Researchers have found that calculating individual livestock greenhouse gas emission figures and then aggregating the information can reduce standardised output levels compared to applying average herd emission scores. This method also identifies the more efficient animals for future breeding programmes.

A way of carbon footprinting pasture-based cattle systems by assessing the impact of individual animals has been developed by scientists from Rothamsted Research and the University of Bristol. Using data collected at the North Wyke Farm Platform (NWFP) in Devon, the study recorded the environmental impact of each animal separately, before calculating the overall burden of a farm.

The ability to identify “green” cattle within a herd – cattle that produce lower emissions per kilogram of liveweight gain – promises more sustainable farming, they report in the study published in the Journal of Cleaner Production.

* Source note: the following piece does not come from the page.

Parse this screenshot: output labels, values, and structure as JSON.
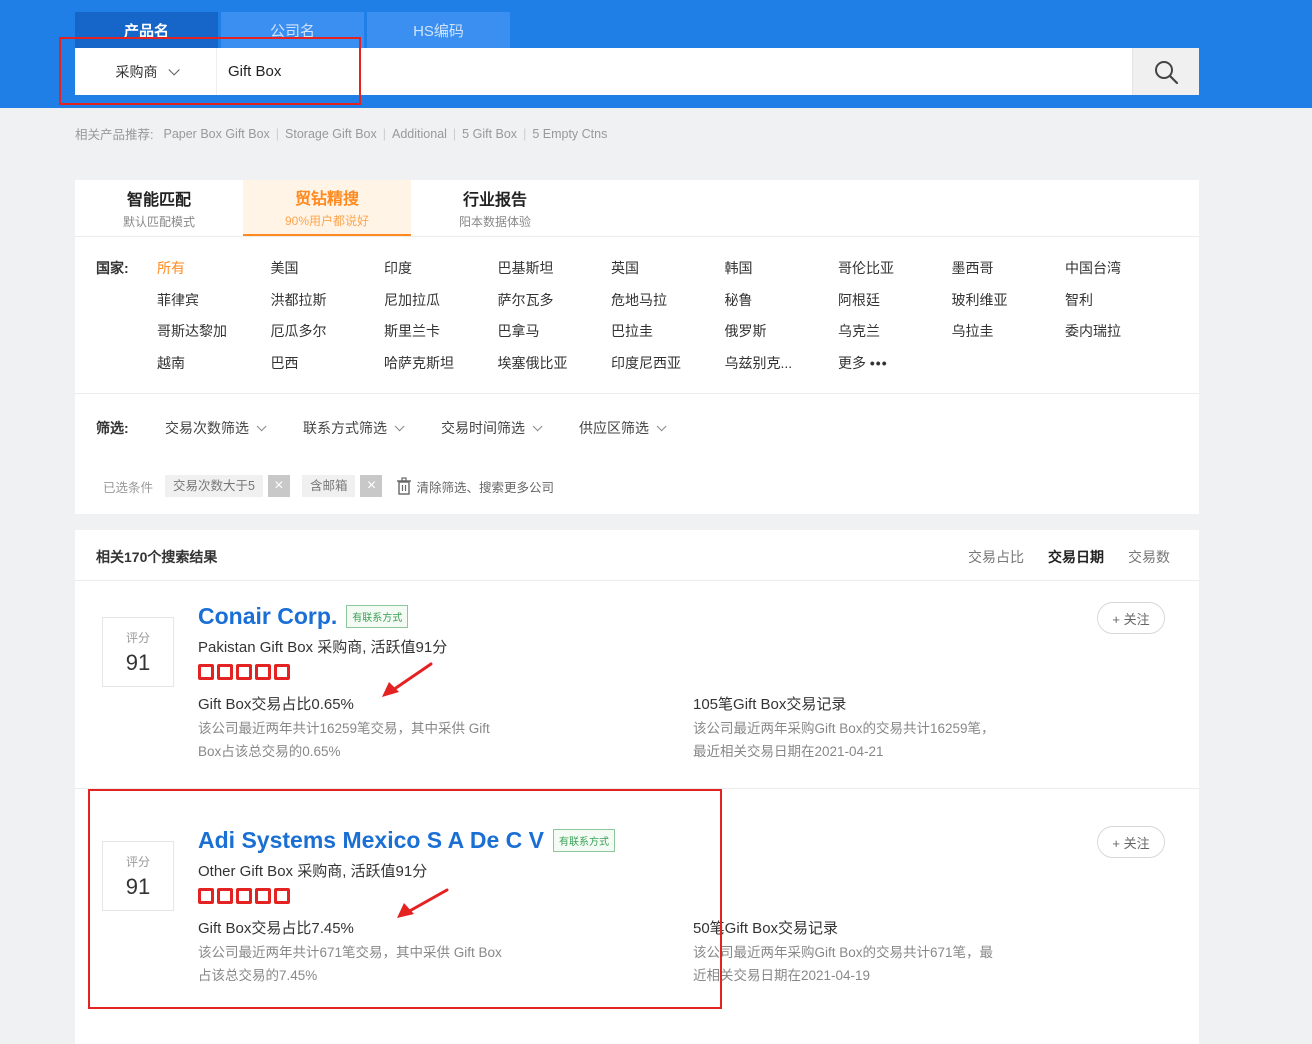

In fact, the averaging method may actually underestimate the level of GHG emissions, as it fails to account for poorly performing animals which are known to produce disproportionally large amounts of methane through enteric fermentation.

 “Short-term, many carbon footprint estimates currently available are probably too low, which is clearly bad news for the industry,” notes Taro Takahashi, research scientist at North Wyke. “But long-term, this also means that mitigation of greenhouse gas emissions originating from ruminants could be easier than traditionally thought—if we are able to select the right animals through the right screening methods. This is precisely what we are trying to achieve at North Wyke.”

Professor Michael Lee, Head of North Wyke adds: “At Rothamsted, not only do we aim to advance knowledge on how to minimise negative impacts of agricultural production, as exemplified by the current paper, but also on how to optimise the positive contribution grazing livestock can bring to us as part of a well-designed food supply chain.

“Such aspects include the effective use of land unsuitable for growing crops; production of higher quality protein and more bioavailable micronutrients; improved animal welfare; prosperous rural communities and flood prevention. They all make up the bigger picture when looking for a sustainable future for food production.”